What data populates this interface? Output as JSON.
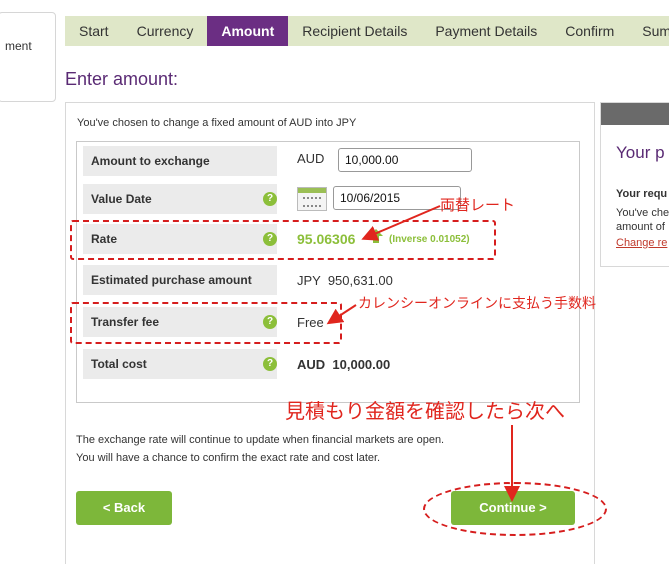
{
  "left_panel": {
    "label": "ment"
  },
  "steps": [
    {
      "label": "Start"
    },
    {
      "label": "Currency"
    },
    {
      "label": "Amount"
    },
    {
      "label": "Recipient Details"
    },
    {
      "label": "Payment Details"
    },
    {
      "label": "Confirm"
    },
    {
      "label": "Sum"
    }
  ],
  "page_title": "Enter amount:",
  "intro": "You've chosen to change a fixed amount of AUD into JPY",
  "form": {
    "amount_label": "Amount to exchange",
    "amount_currency": "AUD",
    "amount_value": "10,000.00",
    "value_date_label": "Value Date",
    "value_date": "10/06/2015",
    "rate_label": "Rate",
    "rate_value": "95.06306",
    "rate_inverse": "(Inverse 0.01052)",
    "estimated_label": "Estimated purchase amount",
    "estimated_value": "JPY  950,631.00",
    "fee_label": "Transfer fee",
    "fee_value": "Free",
    "total_label": "Total cost",
    "total_value": "AUD  10,000.00",
    "help_glyph": "?"
  },
  "notes": {
    "line1": "The exchange rate will continue to update when financial markets are open.",
    "line2": "You will have a chance to confirm the exact rate and cost later."
  },
  "buttons": {
    "back": "< Back",
    "continue": "Continue >"
  },
  "right_panel": {
    "title": "Your p",
    "subtitle": "Your requ",
    "line1": "You've che",
    "line2": "amount of",
    "link": "Change re"
  },
  "annotations": {
    "rate_note": "両替レート",
    "fee_note": "カレンシーオンラインに支払う手数料",
    "continue_note": "見積もり金額を確認したら次へ"
  },
  "colors": {
    "accent_purple": "#6b2e83",
    "nav_bg": "#dfe7c8",
    "button_green": "#7db73a",
    "annotation_red": "#e0261e",
    "rate_green": "#8cbf3a"
  },
  "icons": {
    "calendar": "calendar-icon",
    "rate_up": "arrow-up-icon",
    "help": "help-icon"
  }
}
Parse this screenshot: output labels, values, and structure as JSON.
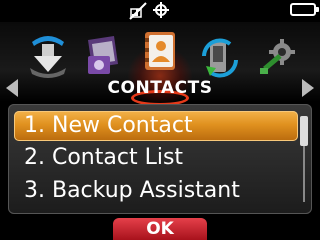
{
  "status_bar": {
    "icons": [
      "phone-off-icon",
      "gps-icon",
      "battery-icon"
    ]
  },
  "carousel": {
    "icons": [
      "download-icon",
      "media-icon",
      "contacts-icon",
      "sync-icon",
      "settings-icon"
    ],
    "selected": "contacts-icon",
    "selection_color": "#e53a1a"
  },
  "menu": {
    "title": "CONTACTS",
    "items": [
      {
        "label": "1. New Contact",
        "selected": true
      },
      {
        "label": "2. Contact List",
        "selected": false
      },
      {
        "label": "3. Backup Assistant",
        "selected": false
      }
    ],
    "highlight_color": "#e0911f"
  },
  "softkey": {
    "center_label": "OK"
  }
}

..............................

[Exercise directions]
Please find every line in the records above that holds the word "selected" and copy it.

[Solution]
    "selected": "contacts-icon",
        "selected": true
        "selected": false
        "selected": false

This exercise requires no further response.